# Requirement
Copy the lines below that contain "доставка".

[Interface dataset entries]
● ● ● ● ● ● ●

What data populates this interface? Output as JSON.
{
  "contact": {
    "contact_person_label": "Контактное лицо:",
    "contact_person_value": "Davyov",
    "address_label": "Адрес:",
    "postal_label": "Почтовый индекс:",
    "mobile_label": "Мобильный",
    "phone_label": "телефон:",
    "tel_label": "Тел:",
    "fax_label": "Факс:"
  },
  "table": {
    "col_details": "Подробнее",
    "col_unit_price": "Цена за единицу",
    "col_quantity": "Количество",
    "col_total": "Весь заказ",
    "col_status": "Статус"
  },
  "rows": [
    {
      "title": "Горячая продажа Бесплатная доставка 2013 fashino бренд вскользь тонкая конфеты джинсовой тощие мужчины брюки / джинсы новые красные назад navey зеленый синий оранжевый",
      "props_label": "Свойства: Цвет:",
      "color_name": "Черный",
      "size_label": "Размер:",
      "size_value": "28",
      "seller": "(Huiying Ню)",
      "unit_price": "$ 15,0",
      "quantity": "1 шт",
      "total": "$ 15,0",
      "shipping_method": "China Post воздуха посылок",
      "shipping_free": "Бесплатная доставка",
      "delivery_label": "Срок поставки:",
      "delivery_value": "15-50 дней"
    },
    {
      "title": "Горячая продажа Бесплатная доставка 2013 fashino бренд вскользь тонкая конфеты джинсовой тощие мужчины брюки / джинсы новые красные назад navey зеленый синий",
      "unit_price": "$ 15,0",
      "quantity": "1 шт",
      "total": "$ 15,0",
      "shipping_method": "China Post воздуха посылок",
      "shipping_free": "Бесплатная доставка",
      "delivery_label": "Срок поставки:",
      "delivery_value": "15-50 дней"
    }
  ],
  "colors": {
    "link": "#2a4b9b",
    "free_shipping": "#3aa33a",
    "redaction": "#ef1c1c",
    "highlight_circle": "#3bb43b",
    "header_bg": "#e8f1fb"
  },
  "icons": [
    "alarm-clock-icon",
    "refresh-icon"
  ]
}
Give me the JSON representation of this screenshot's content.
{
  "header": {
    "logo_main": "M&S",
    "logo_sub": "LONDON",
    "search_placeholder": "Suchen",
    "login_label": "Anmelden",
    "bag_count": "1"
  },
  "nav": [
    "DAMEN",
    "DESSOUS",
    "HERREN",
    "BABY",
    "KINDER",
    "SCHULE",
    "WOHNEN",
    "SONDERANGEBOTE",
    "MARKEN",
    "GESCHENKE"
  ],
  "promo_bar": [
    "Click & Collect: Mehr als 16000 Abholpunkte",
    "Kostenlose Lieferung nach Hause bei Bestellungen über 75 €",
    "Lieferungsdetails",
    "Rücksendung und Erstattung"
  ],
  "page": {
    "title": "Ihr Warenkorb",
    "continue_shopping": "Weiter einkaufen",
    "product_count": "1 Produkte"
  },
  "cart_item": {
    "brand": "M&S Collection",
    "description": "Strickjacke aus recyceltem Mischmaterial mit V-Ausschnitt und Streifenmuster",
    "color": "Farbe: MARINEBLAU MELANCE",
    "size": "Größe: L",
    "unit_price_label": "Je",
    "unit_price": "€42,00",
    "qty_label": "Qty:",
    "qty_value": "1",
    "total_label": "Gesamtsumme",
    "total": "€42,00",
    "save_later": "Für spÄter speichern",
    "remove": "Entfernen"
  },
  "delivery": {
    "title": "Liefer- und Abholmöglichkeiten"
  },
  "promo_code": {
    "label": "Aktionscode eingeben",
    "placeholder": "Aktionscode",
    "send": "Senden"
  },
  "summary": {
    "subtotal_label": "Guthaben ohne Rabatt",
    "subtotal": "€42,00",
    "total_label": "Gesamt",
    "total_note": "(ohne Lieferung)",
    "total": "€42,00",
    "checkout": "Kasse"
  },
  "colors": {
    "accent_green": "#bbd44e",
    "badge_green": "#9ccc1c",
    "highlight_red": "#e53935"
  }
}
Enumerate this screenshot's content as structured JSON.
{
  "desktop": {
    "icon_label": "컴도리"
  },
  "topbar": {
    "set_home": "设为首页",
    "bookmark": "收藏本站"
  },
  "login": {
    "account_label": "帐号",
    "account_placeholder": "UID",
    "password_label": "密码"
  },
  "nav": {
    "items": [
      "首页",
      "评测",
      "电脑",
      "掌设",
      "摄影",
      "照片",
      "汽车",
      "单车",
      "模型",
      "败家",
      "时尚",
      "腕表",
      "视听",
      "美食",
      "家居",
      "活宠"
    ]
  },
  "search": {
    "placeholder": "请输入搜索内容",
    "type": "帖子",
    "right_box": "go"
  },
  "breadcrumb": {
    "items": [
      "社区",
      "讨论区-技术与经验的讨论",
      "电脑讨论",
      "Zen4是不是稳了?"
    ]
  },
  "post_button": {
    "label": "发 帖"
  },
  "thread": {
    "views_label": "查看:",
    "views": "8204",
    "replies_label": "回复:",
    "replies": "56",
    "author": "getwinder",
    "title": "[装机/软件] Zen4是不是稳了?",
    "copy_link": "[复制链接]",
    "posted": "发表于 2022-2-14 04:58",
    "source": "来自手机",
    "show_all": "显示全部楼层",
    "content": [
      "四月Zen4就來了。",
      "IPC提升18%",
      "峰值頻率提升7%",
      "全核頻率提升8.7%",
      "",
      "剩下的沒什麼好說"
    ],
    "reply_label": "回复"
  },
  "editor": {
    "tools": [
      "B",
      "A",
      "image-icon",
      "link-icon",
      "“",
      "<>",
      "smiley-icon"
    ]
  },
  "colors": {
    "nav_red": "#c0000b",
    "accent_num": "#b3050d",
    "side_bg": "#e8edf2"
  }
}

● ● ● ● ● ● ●

# Task solution
      "title": "Горячая продажа Бесплатная доставка 2013 fashino бренд вскользь тонкая конфеты джинсовой тощие мужчины брюки / джинсы новые красные назад navey зеленый синий оранжевый",
      "shipping_free": "Бесплатная доставка",
      "title": "Горячая продажа Бесплатная доставка 2013 fashino бренд вскользь тонкая конфеты джинсовой тощие мужчины брюки / джинсы новые красные назад navey зеленый синий",
      "shipping_free": "Бесплатная доставка",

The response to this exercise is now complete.